Currently displayed at the V&A is a selection of “manner posters” originally shown across Tokyo’s Seibu Railway network between 2016 and 2019. The small exhibition also includes original “ukiyo-e” prints, demonstrating the artistic influences that inspired the posters....
2019 marks the 350th anniversary of Rembrandt’s death (1669) – and events are taking place throughout Europe (and beyond) to celebrate the work of this true pioneer. One exhibition I am particularly looking forward to is Rembrandt’s Light at London’s Dulwich Picture Gallery, opening on 4 October.
This Long Read blog is inspired in part by my current teaching on Germany in the inter-war years and partly as a self-admonition to visit the current Tate Modern exhibition on Weimar Germany! Titled “Magic Realism” (and on until 14 July), this free show promises an encounter with the “uncanny and mysterious” through the art … Continue reading Dada – Pioneering the Patriarchy?
The 2015 Venice Biennale is now underway, and chosen to represent Britain, is artist Sarah Lucas. Her show, entitled, I SCREAM DADDIO is said to "reprise and reinvent the themes that have come to define her powerfully irreverent art – gender, death, sex, and the innuendo residing in everyday objects." The show revolves around themes … Continue reading SARAH LUCAS: The Venice Biennale, France and Feminism
We've all heard of 'the impressionists'; the stereotypical French (mostly male) painters, painting from life in rivers and in fields, fascinated by the universal themes of light, time, and perception... But who exactly where they, and what did they do? To provide an answer, I am focusing on one of the lesser-known impressionists, Camille Pissarro, … Continue reading Inventing Impressionism – Camille Pissarro’s ‘The Marne at Chennevières’
This week saw the birthday the legendary Catalan, Spanish painter, Joan Miró - born 20th April 1893. Earning international acclaim, his work has been interpreted as Surrealism; a sandbox for the subconscious mind, a re-creation of the childlike, and a manifestation of Catalan pride.

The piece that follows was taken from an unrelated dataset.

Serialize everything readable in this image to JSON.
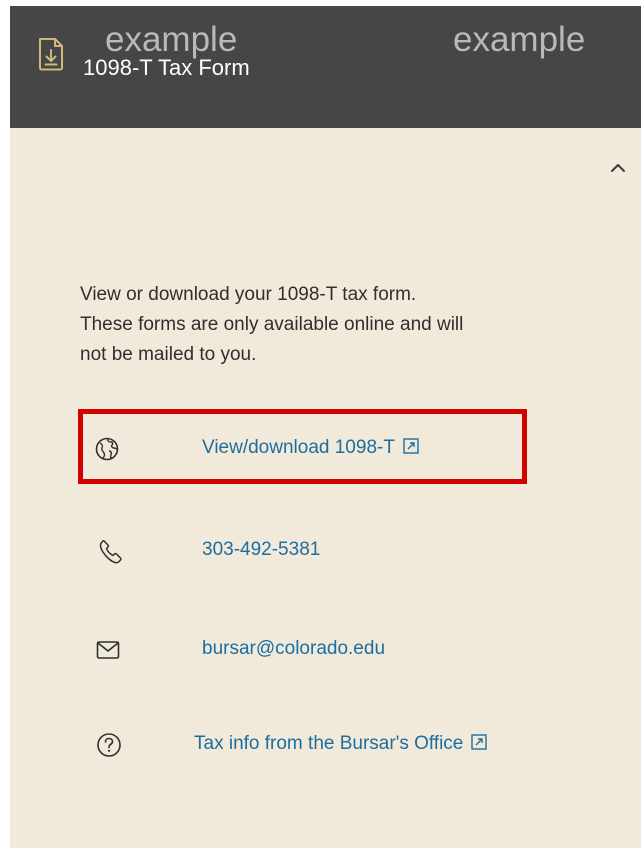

But in this article, by looking at one painting from 1927 - I wish … Continue reading Examining Miró’s Reality